→ **Task item**
Scan the data below for the string "kana". Show every line where it turns up.

→ **Record excerpts**
========
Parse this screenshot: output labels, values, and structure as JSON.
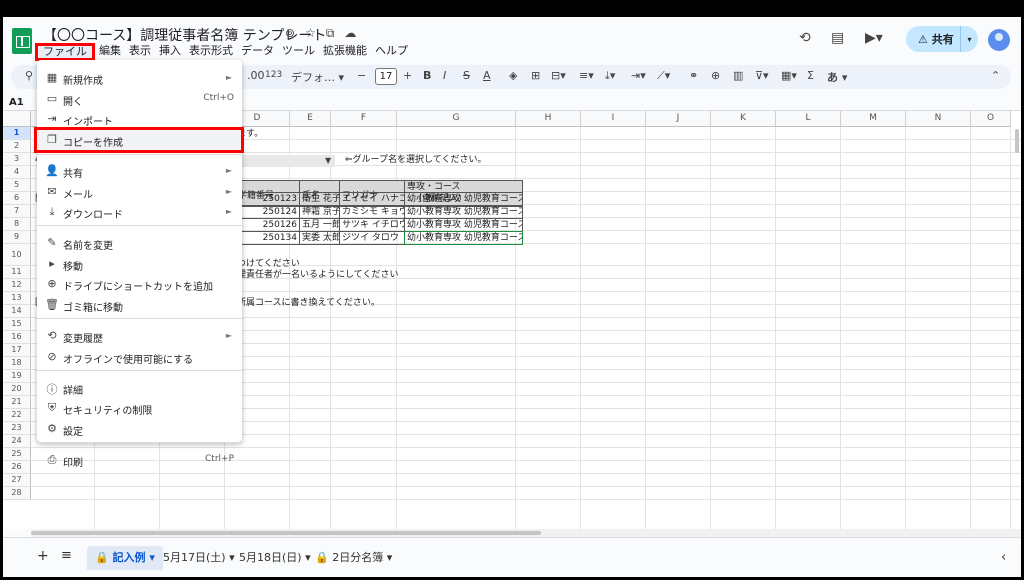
{
  "title": "【〇〇コース】調理従事者名簿 テンプレート",
  "menus": [
    "ファイル",
    "編集",
    "表示",
    "挿入",
    "表示形式",
    "データ",
    "ツール",
    "拡張機能",
    "ヘルプ"
  ],
  "share_label": "共有",
  "toolbar": {
    "zoom": "123",
    "font": "デフォ…",
    "font_size": "17",
    "input_lang": "あ"
  },
  "namebox": "A1",
  "columns": [
    "A",
    "B",
    "C",
    "D",
    "E",
    "F",
    "G",
    "H",
    "I",
    "J",
    "K",
    "L",
    "M",
    "N",
    "O"
  ],
  "rows": [
    "1",
    "2",
    "3",
    "4",
    "5",
    "6",
    "7",
    "8",
    "9",
    "10",
    "11",
    "12",
    "13",
    "14",
    "15",
    "16",
    "17",
    "18",
    "19",
    "20",
    "21",
    "22",
    "23",
    "24",
    "25",
    "26",
    "27",
    "28"
  ],
  "sheet": {
    "r1_text": "ます。",
    "r3_hint": "⇐グループ名を選択してください。",
    "col_hdr_d": "学籍番号",
    "col_hdr_e": "氏名",
    "col_hdr_f": "フリガナ",
    "col_hdr_g1": "専攻・コース",
    "col_hdr_g2": "（自動記入）",
    "data": [
      {
        "id": "250123",
        "name": "衛生 花子",
        "kana": "エイセイ ハナコ",
        "course": "幼小教育専攻 幼児教育コース"
      },
      {
        "id": "250124",
        "name": "神霜 京子",
        "kana": "カミシモ キョウ",
        "course": "幼小教育専攻 幼児教育コース"
      },
      {
        "id": "250126",
        "name": "五月 一郎",
        "kana": "サツキ イチロウ",
        "course": "幼小教育専攻 幼児教育コース"
      },
      {
        "id": "250134",
        "name": "実委 太郎",
        "kana": "ジツイ タロウ",
        "course": "幼小教育専攻 幼児教育コース"
      }
    ],
    "r10_text": "つけてください",
    "r10b_text": "理責任者が一名いるようにしてください",
    "r12_text": "所属コースに書き換えてください。",
    "a3_frag": "4",
    "a5_frag": "開",
    "a12_frag": "回"
  },
  "file_menu": [
    {
      "icon": "▦",
      "label": "新規作成",
      "submenu": true
    },
    {
      "icon": "▭",
      "label": "開く",
      "shortcut": "Ctrl+O"
    },
    {
      "icon": "⇥",
      "label": "インポート"
    },
    {
      "icon": "❐",
      "label": "コピーを作成"
    },
    {
      "icon": "👤",
      "label": "共有",
      "submenu": true
    },
    {
      "icon": "✉",
      "label": "メール",
      "submenu": true
    },
    {
      "icon": "⤓",
      "label": "ダウンロード",
      "submenu": true
    },
    {
      "icon": "✎",
      "label": "名前を変更"
    },
    {
      "icon": "▸",
      "label": "移動"
    },
    {
      "icon": "⊕",
      "label": "ドライブにショートカットを追加"
    },
    {
      "icon": "🗑",
      "label": "ゴミ箱に移動"
    },
    {
      "icon": "⟲",
      "label": "変更履歴",
      "submenu": true
    },
    {
      "icon": "⊘",
      "label": "オフラインで使用可能にする"
    },
    {
      "icon": "ⓘ",
      "label": "詳細"
    },
    {
      "icon": "⛨",
      "label": "セキュリティの制限"
    },
    {
      "icon": "⚙",
      "label": "設定"
    },
    {
      "icon": "⎙",
      "label": "印刷",
      "shortcut": "Ctrl+P"
    }
  ],
  "tabs": [
    "記入例",
    "5月17日(土)",
    "5月18日(日)",
    "2日分名簿"
  ],
  "accent": "#0b57d0",
  "highlight": "#ff0000"
}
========
→ **Response to the exercise**
        "kana": "エイセイ ハナコ",
        "kana": "カミシモ キョウ",
        "kana": "サツキ イチロウ",
        "kana": "ジツイ タロウ",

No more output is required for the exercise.